Windows Phone 8.1 is also a solution for weak or pilfered passwords. "One of the biggest breakthroughs is support for two-factor authentication," said Engle. "Certified devices include a Trusted Platform Module (TPM), an encrypted hardware container [that] can be used to store and help protect certificates, including PIN-protected certificates stored within a Virtual Smartcard container." - See more at: http://www.eweek.com/mobile/microsoft-hardens-windows-phone-for-government-duty.html#sthash.ba3OuKFn.dpuf

Wednesday, August 27, 2014

world's first OLED TV with 4K resolution

LG 77-Inch Curved OLED 4K TV
Ahead of next week's IFA trade show in Berlin, LG today announced pre-sales of what it calls the world's first OLED TV with 4K resolution.
Available in 65- and 77-inch screen sizes, the TV sets promise the very best in display technology, boasting a 3,840-by-2,160 curved screen projecting Ultra HD quality.
"LG 4K OLED TV is the pinnacle of technological achievement and a new paradigm that will change the dynamics of the next generation TV market," LG CEO Hyun-hwoi Ha said in a statement. "As the next evolutionary step in display technology, OLED will play a major role in reshaping our industry."
Aside from its brighter colors, deeper blacks, and more natural hues, the TVs also come with LG's multi-channel Ultra Surround sound system for a heightened sense of immersion.
The sets will run WebOS, the platform LG acquired from HP last year.

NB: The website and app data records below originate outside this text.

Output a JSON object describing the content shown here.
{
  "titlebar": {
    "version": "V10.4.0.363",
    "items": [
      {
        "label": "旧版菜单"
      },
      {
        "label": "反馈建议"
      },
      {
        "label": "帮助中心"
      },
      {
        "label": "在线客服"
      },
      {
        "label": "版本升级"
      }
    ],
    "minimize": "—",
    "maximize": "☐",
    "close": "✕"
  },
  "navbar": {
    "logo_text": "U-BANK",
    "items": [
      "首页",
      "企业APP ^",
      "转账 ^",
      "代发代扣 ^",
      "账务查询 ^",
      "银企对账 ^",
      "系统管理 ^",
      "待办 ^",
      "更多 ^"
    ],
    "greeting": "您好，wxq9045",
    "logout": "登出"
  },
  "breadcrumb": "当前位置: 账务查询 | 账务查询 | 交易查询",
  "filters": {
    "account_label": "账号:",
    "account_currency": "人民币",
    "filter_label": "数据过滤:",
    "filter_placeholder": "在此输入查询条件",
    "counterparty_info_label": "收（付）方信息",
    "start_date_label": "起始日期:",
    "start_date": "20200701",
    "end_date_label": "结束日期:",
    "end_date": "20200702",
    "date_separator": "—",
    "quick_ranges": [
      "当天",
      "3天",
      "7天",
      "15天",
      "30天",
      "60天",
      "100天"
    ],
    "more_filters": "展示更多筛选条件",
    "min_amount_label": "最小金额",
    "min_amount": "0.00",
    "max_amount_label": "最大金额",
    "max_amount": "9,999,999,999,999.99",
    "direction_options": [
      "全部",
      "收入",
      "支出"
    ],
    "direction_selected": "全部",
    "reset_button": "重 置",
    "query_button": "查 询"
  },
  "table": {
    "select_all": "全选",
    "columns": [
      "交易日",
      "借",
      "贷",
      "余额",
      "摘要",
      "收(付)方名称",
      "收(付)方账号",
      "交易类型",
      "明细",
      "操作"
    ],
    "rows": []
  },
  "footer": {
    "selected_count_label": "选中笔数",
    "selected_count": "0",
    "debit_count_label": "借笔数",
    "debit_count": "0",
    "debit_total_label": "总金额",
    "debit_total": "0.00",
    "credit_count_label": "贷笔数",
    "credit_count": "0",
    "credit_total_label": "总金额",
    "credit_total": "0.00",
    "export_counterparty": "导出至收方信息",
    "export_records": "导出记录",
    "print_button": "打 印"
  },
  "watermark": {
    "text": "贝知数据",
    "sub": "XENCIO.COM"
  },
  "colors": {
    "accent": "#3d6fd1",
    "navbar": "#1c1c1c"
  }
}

It comes with a leaf-shaped stand, but can be wall-mounted.
"OLED TVs are expected to overtake LCD in sales within a few years and no company is better prepared for this than LG," Ha boasted, adding that OLED's benefits "are obvious."
With no deterioration in picture quality or issues like image blurring, distortion, or color leakage, curved OLED TVs are superior to their LCD counterparts, the company president said.
LG initially unveiled its 77-inch 4K OLED TV during last year's IFA (pictured), alongside a 55-inch curved OLED TV, and showed it off again at CES.
While there is no official word on how much the sets will cost, the Associated Press reported that the smaller TV will set you back 12 million won ($11,765).
But Ha promised that the 4K OLED TV represents "superb value" in terms of color reproduction, contrast ratio, detail, and viewing angles. "I feel confident when I say that 4K OLED is a bona fide game changer," Ha said.
LG is taking pre-orders this week for the 65- and 77-inch 4K OLED TVs, but only in Korea. Availability in North America and Europe will follow shortly.

Monday, August 25, 2014

FCC to accept comments through to Sept. 15

Logo of the United States Federal Communicatio...
Logo of the United States Federal Communications Commission, used on their website and some publications since the early 2000s. (Photo credit: Wikipedia)
U.S. Federal Communications Commission on Friday said it would accept public comments on its proposed new "net neutrality" rules through Sept. 15, giving Americans extra time to weigh in on how they think Internet traffic should be regulated.
The FCC has received more than 1 million comments already on new rules for how Internet services providers should be allowed to manage web traffic on their networks.
The FCC had set a deadline of July 15 for the initial comments and then September 10 for replies to those initial comments. However, the surge in submissions overwhelmed the FCC's website and the agency had delayed the first deadline by three business days.

"To ensure that members of the public have as much time as was initially anticipated to reply to initial comments in these proceedings, the Bureau today is extending the reply comment deadline by three business days," the FCC said on Friday, delaying the final deadline for comments to September 15.